I made the day-ahead mashed potatoes from here and oh, my. I skipped the onion salt and the butter, actually, because despite using the suggested nine potatoes, the cream cheese and sour cream amounts seemed...luxurious, let's say. And, it was. And we all ate potatoes as though they were the only thing on the plate, despite some delicious peas and good turkey burgers (see below). But the potatoes? Clearly the big hit of that meal. Thank you, Cynthia Matzat, wherever you are!
The turkey burgers from last week were from a recipe from the paper. I was thrilled to use it since all it required me to buy was the turkey. They were certainly easy enough, and I discovered in EDF that I could have fed the squirrels all winter with the nuts I had, so it was a good way to work down the pistachios.(Of course, that night they announced a pistachio recall, but mine were from the freezer so I figured I was ok.) Predictably, the burgers were a little bland (but of course, in the world of my children, that works well), but I loved the cooking method and will try to use it in the future, especially since I now have the 12-inch not-non-stick skillet that The Splendid Table told me I needed. They were right. There have been at least three recipes (this, the amazing pears from last week, the braised leeks from The Splendid Table's How to Eat Supper) I've made that nothing else I own would have worked for. And meanwhile, don't use any pistachios, but maybe another nut would be good with these. Hazelnuts, maybe? I have a bag of those hanging around too. And at least the salmonella scare inspired more cabinet cleanout, right?
Pistachio-Crusted Turkey Burgers
makes 4 servings

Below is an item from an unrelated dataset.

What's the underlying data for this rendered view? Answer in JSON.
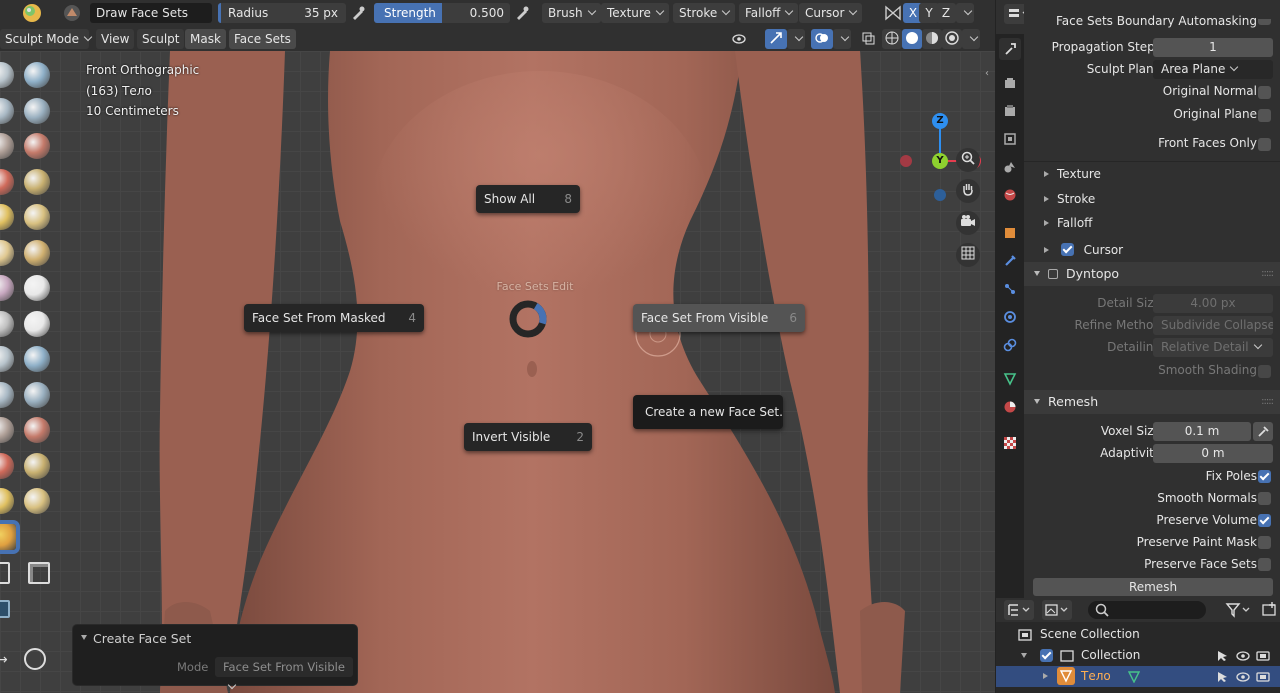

1 lb ground turkey, formed into 4 patties [I made 5] (dark turkey eat, or a mixture of dark and light, will work best)
1/2 tsp salt
freshly ground pepper
1 cup shelled pistachios, coarsely chopped
2 Tbsp vegetable oil
1. Heat the oven to 325 degrees. Season the burgers with salt and pepper to taste on both sides.
2. Place the pistachios on a plate or in a shallow bowl. Coat the patties with the pistachios on all sides, pressing in gently.
3. Heat the oil in a large oven-safe skillet over medium-high heat. Place teh patties in the skillet; cook until nuts are slightly browned, 3 to 5 minutes. Flip, cook the other side.
4. Transfer skillet with patties to oven; bake until cooked through and interior of burgers are 165 degrees when measured with an instant-read thermometer, about 10 minutes.